In September, GE and leading healthcare and financial partners launched a new healthymagination initiative focused on accelerating cancer innovation and improving care for 10 million cancer patients around the world by 2020 . The plan was announced in New York by GE’s CEO and Chairman Jeff Immelt to an audience of prominent cancer scientists and researchers, doctors, financial partners and employees of GE Healthcare. The company’s comprehensive initiative combines the strength of GE’s portfolio of integrated cancer technologies with collaboration between GE and new partners and data sources to help clinicians provide better, more personalized care.
National Institutes of Health (NIH)-funded scientists have corrected sickle cell disease in adult laboratory mice by activating production of a special blood component normally produced before, but not after, birth.
Sickle cell disease is a recessive genetic disorder caused by a single base mutation in the gene for hemoglobin, beta locus (HBB). Hemoglobin is responsible for transporting oxygen throughout the body. People living with sickle cell disease have two copies of an altered gene that produces sickle hemoglobin instead of normal adult hemoglobin. Sickle hemoglobin changes shape after releasing its oxygen, causing the red blood cell to become stiff, misshapen and sticky, and slowing blood flow to tissues. This process damages organs and causes pain.
Inhaled corticosteroids are used by millions of asthma patients every day. However, as with all treatments to control asthma, there is marked patient-to-patient variability in the response to treatment. New research published today in the New England Journal of Medicine (NEJM) has identified a genetic variant associated with the response to inhaled corticosteroids . Investigators have found that asthma patients who have two copies of a specific gene variant responded only one-third as well to steroid inhalers as those with two copies of the regular gene.
Researchers have developed an innovative way to predict new uses for existing medicines. Using computers and genomic information, scientists at Stanford University in Palo Alto, California, have established a method to identify FDA-approved drugs that may work against diseases they weren’t originally designed to combat.

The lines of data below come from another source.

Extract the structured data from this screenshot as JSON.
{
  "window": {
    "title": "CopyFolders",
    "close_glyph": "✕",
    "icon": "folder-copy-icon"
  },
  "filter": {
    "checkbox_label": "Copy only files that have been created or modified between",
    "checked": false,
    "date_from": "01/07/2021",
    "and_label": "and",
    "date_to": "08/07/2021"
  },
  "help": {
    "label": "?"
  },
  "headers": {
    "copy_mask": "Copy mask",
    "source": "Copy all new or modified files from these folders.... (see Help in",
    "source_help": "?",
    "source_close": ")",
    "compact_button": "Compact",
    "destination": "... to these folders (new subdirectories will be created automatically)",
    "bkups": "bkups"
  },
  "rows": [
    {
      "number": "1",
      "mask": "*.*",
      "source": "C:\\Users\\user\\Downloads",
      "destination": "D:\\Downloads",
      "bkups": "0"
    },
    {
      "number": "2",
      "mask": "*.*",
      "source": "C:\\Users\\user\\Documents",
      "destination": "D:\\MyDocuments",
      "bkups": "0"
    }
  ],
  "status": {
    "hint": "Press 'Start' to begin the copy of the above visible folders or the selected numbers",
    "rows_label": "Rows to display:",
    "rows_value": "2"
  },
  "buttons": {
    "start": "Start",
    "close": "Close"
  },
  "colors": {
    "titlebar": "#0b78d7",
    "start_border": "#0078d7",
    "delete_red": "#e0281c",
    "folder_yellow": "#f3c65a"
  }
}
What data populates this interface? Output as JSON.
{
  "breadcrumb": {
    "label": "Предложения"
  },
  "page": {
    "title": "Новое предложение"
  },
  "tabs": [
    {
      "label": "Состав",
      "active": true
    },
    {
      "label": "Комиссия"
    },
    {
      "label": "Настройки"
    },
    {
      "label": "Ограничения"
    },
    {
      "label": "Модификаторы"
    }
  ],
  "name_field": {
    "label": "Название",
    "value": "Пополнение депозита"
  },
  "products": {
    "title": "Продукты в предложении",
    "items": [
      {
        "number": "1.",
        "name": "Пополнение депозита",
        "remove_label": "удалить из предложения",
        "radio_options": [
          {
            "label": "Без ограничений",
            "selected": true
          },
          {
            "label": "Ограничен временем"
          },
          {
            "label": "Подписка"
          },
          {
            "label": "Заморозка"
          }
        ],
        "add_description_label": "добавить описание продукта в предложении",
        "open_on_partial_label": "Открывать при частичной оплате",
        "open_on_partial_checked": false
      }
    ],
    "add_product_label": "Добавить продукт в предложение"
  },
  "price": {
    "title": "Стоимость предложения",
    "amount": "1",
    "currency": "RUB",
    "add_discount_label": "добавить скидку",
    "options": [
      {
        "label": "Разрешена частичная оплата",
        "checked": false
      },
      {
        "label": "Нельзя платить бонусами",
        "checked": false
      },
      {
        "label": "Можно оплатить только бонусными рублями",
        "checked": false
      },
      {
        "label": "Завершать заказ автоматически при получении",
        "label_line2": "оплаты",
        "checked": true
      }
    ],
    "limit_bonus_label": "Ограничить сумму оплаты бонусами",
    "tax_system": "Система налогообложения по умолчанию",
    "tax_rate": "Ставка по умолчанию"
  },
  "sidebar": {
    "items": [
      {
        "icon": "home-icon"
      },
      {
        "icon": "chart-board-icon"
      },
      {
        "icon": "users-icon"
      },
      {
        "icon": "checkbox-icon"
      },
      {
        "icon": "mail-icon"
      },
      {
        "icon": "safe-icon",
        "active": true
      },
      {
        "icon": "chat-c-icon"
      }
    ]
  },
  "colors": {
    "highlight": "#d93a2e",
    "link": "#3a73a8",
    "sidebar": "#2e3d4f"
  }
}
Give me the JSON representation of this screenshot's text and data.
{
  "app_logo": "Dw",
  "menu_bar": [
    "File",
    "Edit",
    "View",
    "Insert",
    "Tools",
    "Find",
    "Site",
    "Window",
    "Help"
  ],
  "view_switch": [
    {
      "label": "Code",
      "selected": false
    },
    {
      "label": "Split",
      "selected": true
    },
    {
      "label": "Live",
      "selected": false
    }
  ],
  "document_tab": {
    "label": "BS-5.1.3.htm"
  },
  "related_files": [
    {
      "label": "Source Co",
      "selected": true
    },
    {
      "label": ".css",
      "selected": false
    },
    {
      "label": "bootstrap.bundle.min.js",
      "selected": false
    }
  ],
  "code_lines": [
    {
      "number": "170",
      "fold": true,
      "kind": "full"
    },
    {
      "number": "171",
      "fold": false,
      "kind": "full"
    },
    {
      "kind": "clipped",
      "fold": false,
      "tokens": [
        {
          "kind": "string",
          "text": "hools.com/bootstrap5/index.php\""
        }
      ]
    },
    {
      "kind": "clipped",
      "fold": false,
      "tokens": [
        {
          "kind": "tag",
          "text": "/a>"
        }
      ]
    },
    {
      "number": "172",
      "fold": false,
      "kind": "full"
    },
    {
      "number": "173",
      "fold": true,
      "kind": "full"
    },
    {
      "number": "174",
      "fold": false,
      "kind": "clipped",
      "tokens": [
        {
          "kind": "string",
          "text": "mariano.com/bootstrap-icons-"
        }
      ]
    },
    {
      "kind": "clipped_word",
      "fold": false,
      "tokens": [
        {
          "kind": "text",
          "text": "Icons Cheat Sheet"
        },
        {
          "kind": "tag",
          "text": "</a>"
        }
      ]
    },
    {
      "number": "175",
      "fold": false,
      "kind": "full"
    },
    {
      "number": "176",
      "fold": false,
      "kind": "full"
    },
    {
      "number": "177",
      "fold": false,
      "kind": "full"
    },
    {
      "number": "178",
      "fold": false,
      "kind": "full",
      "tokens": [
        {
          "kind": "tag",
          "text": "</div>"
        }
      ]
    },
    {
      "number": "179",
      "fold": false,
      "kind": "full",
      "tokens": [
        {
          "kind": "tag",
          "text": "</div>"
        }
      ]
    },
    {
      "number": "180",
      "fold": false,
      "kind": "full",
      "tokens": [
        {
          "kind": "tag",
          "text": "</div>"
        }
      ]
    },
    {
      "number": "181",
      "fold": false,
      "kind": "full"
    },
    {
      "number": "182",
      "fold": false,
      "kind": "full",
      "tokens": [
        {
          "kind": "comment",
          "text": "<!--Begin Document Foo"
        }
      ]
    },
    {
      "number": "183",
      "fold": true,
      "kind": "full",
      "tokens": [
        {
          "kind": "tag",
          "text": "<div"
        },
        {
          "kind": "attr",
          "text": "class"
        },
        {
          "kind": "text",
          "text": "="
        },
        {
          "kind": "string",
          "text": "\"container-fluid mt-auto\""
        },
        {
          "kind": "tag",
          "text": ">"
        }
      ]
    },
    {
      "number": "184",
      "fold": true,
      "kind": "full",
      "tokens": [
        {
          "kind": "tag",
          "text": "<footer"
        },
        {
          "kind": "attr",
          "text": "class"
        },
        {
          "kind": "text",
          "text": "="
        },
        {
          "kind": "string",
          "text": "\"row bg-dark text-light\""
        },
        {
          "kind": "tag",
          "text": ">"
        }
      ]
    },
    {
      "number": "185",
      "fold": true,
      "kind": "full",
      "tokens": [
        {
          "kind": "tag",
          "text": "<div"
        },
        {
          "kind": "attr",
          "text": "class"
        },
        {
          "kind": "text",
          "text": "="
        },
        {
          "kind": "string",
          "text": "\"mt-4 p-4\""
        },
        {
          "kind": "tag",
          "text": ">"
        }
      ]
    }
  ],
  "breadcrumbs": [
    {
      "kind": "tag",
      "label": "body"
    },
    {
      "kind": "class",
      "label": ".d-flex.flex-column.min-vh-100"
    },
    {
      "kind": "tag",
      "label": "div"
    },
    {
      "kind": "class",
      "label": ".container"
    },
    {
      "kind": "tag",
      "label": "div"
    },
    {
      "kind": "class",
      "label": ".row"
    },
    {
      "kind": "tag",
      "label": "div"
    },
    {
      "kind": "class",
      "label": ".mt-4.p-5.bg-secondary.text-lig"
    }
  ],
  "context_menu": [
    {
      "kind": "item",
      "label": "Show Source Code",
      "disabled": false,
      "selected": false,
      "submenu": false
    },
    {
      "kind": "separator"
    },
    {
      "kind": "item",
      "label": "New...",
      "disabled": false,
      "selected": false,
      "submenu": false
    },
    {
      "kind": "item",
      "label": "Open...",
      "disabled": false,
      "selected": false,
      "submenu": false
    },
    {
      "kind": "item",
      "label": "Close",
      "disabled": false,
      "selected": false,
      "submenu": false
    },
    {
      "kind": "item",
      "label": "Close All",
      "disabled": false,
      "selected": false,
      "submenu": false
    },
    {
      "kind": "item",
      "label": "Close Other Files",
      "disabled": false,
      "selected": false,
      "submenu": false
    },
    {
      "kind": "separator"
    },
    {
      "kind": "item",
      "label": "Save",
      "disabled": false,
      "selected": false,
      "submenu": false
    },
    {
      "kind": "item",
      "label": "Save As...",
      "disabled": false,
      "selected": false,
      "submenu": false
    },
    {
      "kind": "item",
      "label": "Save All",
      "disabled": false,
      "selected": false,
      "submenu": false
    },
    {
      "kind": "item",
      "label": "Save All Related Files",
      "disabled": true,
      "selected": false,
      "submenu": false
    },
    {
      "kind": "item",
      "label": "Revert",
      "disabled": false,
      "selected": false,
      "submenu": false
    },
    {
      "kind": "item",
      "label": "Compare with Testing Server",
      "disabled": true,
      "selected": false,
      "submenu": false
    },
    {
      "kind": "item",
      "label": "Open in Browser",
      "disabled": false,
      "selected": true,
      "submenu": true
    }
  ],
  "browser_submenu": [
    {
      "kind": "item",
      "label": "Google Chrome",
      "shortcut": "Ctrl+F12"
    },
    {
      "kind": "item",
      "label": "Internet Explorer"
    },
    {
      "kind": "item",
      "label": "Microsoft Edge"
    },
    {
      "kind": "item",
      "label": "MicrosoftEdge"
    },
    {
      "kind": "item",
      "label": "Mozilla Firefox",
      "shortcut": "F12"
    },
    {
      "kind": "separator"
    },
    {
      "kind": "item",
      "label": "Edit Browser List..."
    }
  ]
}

New research published in two articles in the August 17th online issue of Science Translational Medicine highlights two such repurposed drugs that may be used to treat inflammatory bowel disease and lung cancer [1-2].
Man’s best friend may someday turn out to be a physician’s tool for the detection of several types of cancer.
NBC Nightly News aired an intriguing story last night about dogs who have the ability to detect ovarian cancer . The story referenced a new study published in the European Respiratory Journal that focused on canine scent detection for the diagnosis of lung cancer .